Website and app data records
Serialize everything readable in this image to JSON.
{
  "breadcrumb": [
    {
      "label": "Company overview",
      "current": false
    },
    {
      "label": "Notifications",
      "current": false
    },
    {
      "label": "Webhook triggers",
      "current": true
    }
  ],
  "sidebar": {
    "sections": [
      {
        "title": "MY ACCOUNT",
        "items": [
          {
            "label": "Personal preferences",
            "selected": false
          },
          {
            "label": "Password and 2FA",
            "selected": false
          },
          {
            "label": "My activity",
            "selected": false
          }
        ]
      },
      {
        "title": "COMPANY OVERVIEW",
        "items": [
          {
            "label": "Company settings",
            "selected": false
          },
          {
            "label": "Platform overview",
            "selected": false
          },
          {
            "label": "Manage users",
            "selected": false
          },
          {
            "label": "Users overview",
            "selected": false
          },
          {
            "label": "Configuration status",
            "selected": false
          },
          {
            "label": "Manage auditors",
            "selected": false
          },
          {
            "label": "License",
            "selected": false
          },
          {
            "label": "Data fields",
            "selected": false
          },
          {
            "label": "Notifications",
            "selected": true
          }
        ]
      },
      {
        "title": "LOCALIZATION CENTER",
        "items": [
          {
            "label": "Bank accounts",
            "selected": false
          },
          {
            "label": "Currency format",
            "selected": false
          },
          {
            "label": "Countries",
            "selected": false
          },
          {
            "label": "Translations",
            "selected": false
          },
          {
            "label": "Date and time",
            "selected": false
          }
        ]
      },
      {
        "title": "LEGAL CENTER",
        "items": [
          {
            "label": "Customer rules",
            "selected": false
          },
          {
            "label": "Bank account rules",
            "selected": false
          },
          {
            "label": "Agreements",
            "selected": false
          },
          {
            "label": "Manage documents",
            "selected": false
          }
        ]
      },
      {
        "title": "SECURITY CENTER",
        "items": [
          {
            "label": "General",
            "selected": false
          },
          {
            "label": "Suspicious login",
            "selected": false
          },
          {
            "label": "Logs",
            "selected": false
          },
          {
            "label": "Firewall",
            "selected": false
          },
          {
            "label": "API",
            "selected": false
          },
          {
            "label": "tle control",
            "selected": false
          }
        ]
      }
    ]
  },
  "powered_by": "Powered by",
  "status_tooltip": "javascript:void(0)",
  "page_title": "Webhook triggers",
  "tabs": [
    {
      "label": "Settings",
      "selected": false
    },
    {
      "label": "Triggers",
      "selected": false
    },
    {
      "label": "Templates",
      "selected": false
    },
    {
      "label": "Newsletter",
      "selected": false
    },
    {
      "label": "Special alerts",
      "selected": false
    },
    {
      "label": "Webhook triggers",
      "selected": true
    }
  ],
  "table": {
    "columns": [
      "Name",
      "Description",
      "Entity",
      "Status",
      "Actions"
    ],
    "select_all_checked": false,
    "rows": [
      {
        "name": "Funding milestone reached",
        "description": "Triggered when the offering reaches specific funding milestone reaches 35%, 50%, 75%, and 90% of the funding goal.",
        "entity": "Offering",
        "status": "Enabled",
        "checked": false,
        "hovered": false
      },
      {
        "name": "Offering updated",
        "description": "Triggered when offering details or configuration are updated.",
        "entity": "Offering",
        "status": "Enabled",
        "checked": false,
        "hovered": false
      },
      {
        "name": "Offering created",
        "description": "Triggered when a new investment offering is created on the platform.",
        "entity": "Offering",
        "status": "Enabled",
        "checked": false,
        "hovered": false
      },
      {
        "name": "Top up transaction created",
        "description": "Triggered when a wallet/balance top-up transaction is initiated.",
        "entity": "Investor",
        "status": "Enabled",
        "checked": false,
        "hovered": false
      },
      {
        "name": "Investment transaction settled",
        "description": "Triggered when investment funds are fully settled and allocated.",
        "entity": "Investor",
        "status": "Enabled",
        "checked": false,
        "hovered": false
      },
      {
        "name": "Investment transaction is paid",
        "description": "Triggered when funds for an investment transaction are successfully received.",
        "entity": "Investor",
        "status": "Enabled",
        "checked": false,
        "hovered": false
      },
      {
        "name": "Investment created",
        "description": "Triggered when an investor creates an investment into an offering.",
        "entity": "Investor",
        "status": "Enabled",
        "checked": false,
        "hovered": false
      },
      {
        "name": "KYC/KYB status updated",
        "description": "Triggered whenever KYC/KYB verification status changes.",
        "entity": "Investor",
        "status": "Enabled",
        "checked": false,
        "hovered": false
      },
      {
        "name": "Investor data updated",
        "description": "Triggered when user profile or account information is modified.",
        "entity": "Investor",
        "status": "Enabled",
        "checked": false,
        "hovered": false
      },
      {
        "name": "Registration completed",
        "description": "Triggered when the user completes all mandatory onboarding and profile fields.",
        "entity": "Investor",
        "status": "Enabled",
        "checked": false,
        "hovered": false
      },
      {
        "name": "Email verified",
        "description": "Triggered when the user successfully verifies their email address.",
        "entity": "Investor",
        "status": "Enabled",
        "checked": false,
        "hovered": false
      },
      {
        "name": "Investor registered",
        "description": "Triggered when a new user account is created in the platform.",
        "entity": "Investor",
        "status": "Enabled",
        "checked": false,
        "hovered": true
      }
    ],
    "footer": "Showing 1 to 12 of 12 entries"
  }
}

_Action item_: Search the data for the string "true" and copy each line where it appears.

_Task result_:
      "current": true
            "selected": true
      "selected": true
        "hovered": true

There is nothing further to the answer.